The cloud provides the ideal infrastructure for the collection, storage and analysis of the huge amount of data used by product recommendation engines and other personalisation tools. When these are deployed, they provide customers with the products and offers that are relevant to them, helping them save time and money – a convenience that increases loyalty and turns customers into brand advocates. That data is also vital for understanding changes in consumer behaviours, for making accurate predictions and providing meaningful insights for the development of new products and services.
The magic ingredient here is customer data, and to deliver end to end personalisation, brands need this to be joined up in order to have a single view of the customer across all touchpoints. The cloud helps achieve this by providing real-time purchasing and browsing data and linking this with the other key customer information that the company holds.
While organisations collect a lot of valuable data, around 25% of companies claim internal data is not unified and over half say they have customer data sitting idly on their CRMs. Making valuable use of this is impeded because of departmental silos and storage on individual systems or machines.
Cloud allows previously isolated datasets to be brought together for the first time to provide new intelligence. Using big data analytics, artificial intelligence and machine learning, the ability to discover new insights has never been greater. Retailers that have adopted cloud technology are finding new ways to make efficiencies, improve operations, automate services and deliver enhanced experiences for their customers. Equally importantly, this can be achieved far quicker, helping companies become more agile in today’s fast-changing market.
Cutting IT costs
With high streets hit by the pandemic, many retailers have found it financially challenging to embrace new technologies. However, one of the biggest benefits of the cloud is that it can actually help retailers significantly cut costs. As the cloud infrastructure is provided by the vendor, the need to purchase and operate costly in-house data centres can be removed. Capital expenditure is replaced by a more manageable monthly fee, which itself is charged for on a pay-as-you-go basis. What’s more, with the ability to scale up or down as demand requires, retailers can have all the IT resources they need but only need to pay for what they use.
Further savings can be made because there will be no maintenance, energy or housing costs and as the service is managed, IT staff will be freed up to work on business-oriented projects. Additionally, most cloud-based software is open-source and requires no licencing fee and where proprietary apps are deployed, the vendor is usually able to offer them at a lower cost.
For retailers wishing to attract new customers with better customer experiences, the cloud is the solution of choice.
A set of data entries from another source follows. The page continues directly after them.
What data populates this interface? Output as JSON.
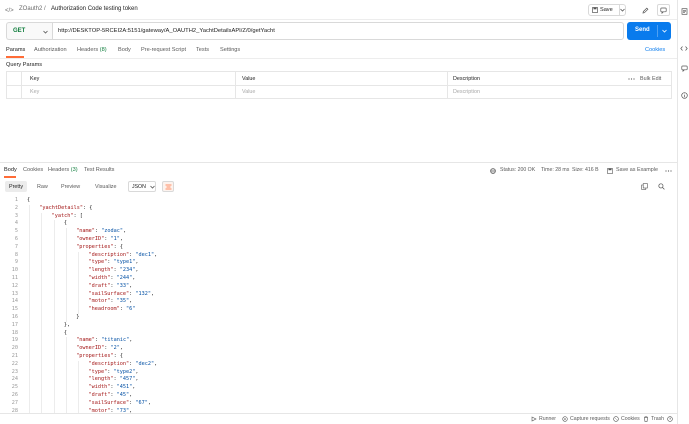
{
  "header": {
    "collection": "ZOauth2",
    "separator": "/",
    "request_name": "Authorization Code testing token",
    "save_label": "Save"
  },
  "request": {
    "method": "GET",
    "url": "http://DESKTOP-5RCEI2A:5151/gateway/A_OAUTH2_YachtDetailsAPI/Z/0/getYacht",
    "send_label": "Send",
    "cookies_label": "Cookies"
  },
  "request_tabs": [
    {
      "label": "Params",
      "active": true
    },
    {
      "label": "Authorization",
      "active": false
    },
    {
      "label": "Headers",
      "count": "(8)",
      "active": false
    },
    {
      "label": "Body",
      "active": false
    },
    {
      "label": "Pre-request Script",
      "active": false
    },
    {
      "label": "Tests",
      "active": false
    },
    {
      "label": "Settings",
      "active": false
    }
  ],
  "params": {
    "section_label": "Query Params",
    "headers": {
      "key": "Key",
      "value": "Value",
      "description": "Description"
    },
    "bulk_edit": "Bulk Edit",
    "placeholders": {
      "key": "Key",
      "value": "Value",
      "description": "Description"
    }
  },
  "response": {
    "tabs": [
      {
        "label": "Body",
        "active": true
      },
      {
        "label": "Cookies",
        "active": false
      },
      {
        "label": "Headers",
        "count": "(3)",
        "active": false
      },
      {
        "label": "Test Results",
        "active": false
      }
    ],
    "status": "Status: 200 OK",
    "time": "Time: 28 ms",
    "size": "Size: 416 B",
    "save_example": "Save as Example",
    "views": [
      "Pretty",
      "Raw",
      "Preview",
      "Visualize"
    ],
    "format": "JSON",
    "lines": [
      {
        "n": "1",
        "indent": 0,
        "parts": [
          [
            "p",
            "{"
          ]
        ]
      },
      {
        "n": "2",
        "indent": 1,
        "parts": [
          [
            "k",
            "\"yachtDetails\""
          ],
          [
            "p",
            ": {"
          ]
        ]
      },
      {
        "n": "3",
        "indent": 2,
        "parts": [
          [
            "k",
            "\"yatch\""
          ],
          [
            "p",
            ": ["
          ]
        ]
      },
      {
        "n": "4",
        "indent": 3,
        "parts": [
          [
            "p",
            "{"
          ]
        ]
      },
      {
        "n": "5",
        "indent": 4,
        "parts": [
          [
            "k",
            "\"name\""
          ],
          [
            "p",
            ": "
          ],
          [
            "s",
            "\"zodac\""
          ],
          [
            "p",
            ","
          ]
        ]
      },
      {
        "n": "6",
        "indent": 4,
        "parts": [
          [
            "k",
            "\"ownerID\""
          ],
          [
            "p",
            ": "
          ],
          [
            "s",
            "\"1\""
          ],
          [
            "p",
            ","
          ]
        ]
      },
      {
        "n": "7",
        "indent": 4,
        "parts": [
          [
            "k",
            "\"properties\""
          ],
          [
            "p",
            ": {"
          ]
        ]
      },
      {
        "n": "8",
        "indent": 5,
        "parts": [
          [
            "k",
            "\"description\""
          ],
          [
            "p",
            ": "
          ],
          [
            "s",
            "\"dec1\""
          ],
          [
            "p",
            ","
          ]
        ]
      },
      {
        "n": "9",
        "indent": 5,
        "parts": [
          [
            "k",
            "\"type\""
          ],
          [
            "p",
            ": "
          ],
          [
            "s",
            "\"type1\""
          ],
          [
            "p",
            ","
          ]
        ]
      },
      {
        "n": "10",
        "indent": 5,
        "parts": [
          [
            "k",
            "\"length\""
          ],
          [
            "p",
            ": "
          ],
          [
            "s",
            "\"234\""
          ],
          [
            "p",
            ","
          ]
        ]
      },
      {
        "n": "11",
        "indent": 5,
        "parts": [
          [
            "k",
            "\"width\""
          ],
          [
            "p",
            ": "
          ],
          [
            "s",
            "\"244\""
          ],
          [
            "p",
            ","
          ]
        ]
      },
      {
        "n": "12",
        "indent": 5,
        "parts": [
          [
            "k",
            "\"draft\""
          ],
          [
            "p",
            ": "
          ],
          [
            "s",
            "\"33\""
          ],
          [
            "p",
            ","
          ]
        ]
      },
      {
        "n": "13",
        "indent": 5,
        "parts": [
          [
            "k",
            "\"sailSurface\""
          ],
          [
            "p",
            ": "
          ],
          [
            "s",
            "\"132\""
          ],
          [
            "p",
            ","
          ]
        ]
      },
      {
        "n": "14",
        "indent": 5,
        "parts": [
          [
            "k",
            "\"motor\""
          ],
          [
            "p",
            ": "
          ],
          [
            "s",
            "\"35\""
          ],
          [
            "p",
            ","
          ]
        ]
      },
      {
        "n": "15",
        "indent": 5,
        "parts": [
          [
            "k",
            "\"headroom\""
          ],
          [
            "p",
            ": "
          ],
          [
            "s",
            "\"6\""
          ]
        ]
      },
      {
        "n": "16",
        "indent": 4,
        "parts": [
          [
            "p",
            "}"
          ]
        ]
      },
      {
        "n": "17",
        "indent": 3,
        "parts": [
          [
            "p",
            "},"
          ]
        ]
      },
      {
        "n": "18",
        "indent": 3,
        "parts": [
          [
            "p",
            "{"
          ]
        ]
      },
      {
        "n": "19",
        "indent": 4,
        "parts": [
          [
            "k",
            "\"name\""
          ],
          [
            "p",
            ": "
          ],
          [
            "s",
            "\"titanic\""
          ],
          [
            "p",
            ","
          ]
        ]
      },
      {
        "n": "20",
        "indent": 4,
        "parts": [
          [
            "k",
            "\"ownerID\""
          ],
          [
            "p",
            ": "
          ],
          [
            "s",
            "\"2\""
          ],
          [
            "p",
            ","
          ]
        ]
      },
      {
        "n": "21",
        "indent": 4,
        "parts": [
          [
            "k",
            "\"properties\""
          ],
          [
            "p",
            ": {"
          ]
        ]
      },
      {
        "n": "22",
        "indent": 5,
        "parts": [
          [
            "k",
            "\"description\""
          ],
          [
            "p",
            ": "
          ],
          [
            "s",
            "\"dec2\""
          ],
          [
            "p",
            ","
          ]
        ]
      },
      {
        "n": "23",
        "indent": 5,
        "parts": [
          [
            "k",
            "\"type\""
          ],
          [
            "p",
            ": "
          ],
          [
            "s",
            "\"type2\""
          ],
          [
            "p",
            ","
          ]
        ]
      },
      {
        "n": "24",
        "indent": 5,
        "parts": [
          [
            "k",
            "\"length\""
          ],
          [
            "p",
            ": "
          ],
          [
            "s",
            "\"457\""
          ],
          [
            "p",
            ","
          ]
        ]
      },
      {
        "n": "25",
        "indent": 5,
        "parts": [
          [
            "k",
            "\"width\""
          ],
          [
            "p",
            ": "
          ],
          [
            "s",
            "\"451\""
          ],
          [
            "p",
            ","
          ]
        ]
      },
      {
        "n": "26",
        "indent": 5,
        "parts": [
          [
            "k",
            "\"draft\""
          ],
          [
            "p",
            ": "
          ],
          [
            "s",
            "\"45\""
          ],
          [
            "p",
            ","
          ]
        ]
      },
      {
        "n": "27",
        "indent": 5,
        "parts": [
          [
            "k",
            "\"sailSurface\""
          ],
          [
            "p",
            ": "
          ],
          [
            "s",
            "\"67\""
          ],
          [
            "p",
            ","
          ]
        ]
      },
      {
        "n": "28",
        "indent": 5,
        "parts": [
          [
            "k",
            "\"motor\""
          ],
          [
            "p",
            ": "
          ],
          [
            "s",
            "\"73\""
          ],
          [
            "p",
            ","
          ]
        ]
      }
    ]
  },
  "footer": {
    "runner": "Runner",
    "capture": "Capture requests",
    "cookies": "Cookies",
    "trash": "Trash"
  },
  "colors": {
    "accent": "#ff6c37",
    "send": "#097bed",
    "status_ok": "#1a8a3a"
  }
}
In particular, is its ability to help brands join up data and integrate their systems to provide new insights and seamless operations. At the same time, it brings technologies like data analytics, AI and machine learning into play, while enabling the deployment of CX enhancing solutions like chatbots, shopping apps, VR, EPOS systems and so forth.
For more information visit Hyperslice.com.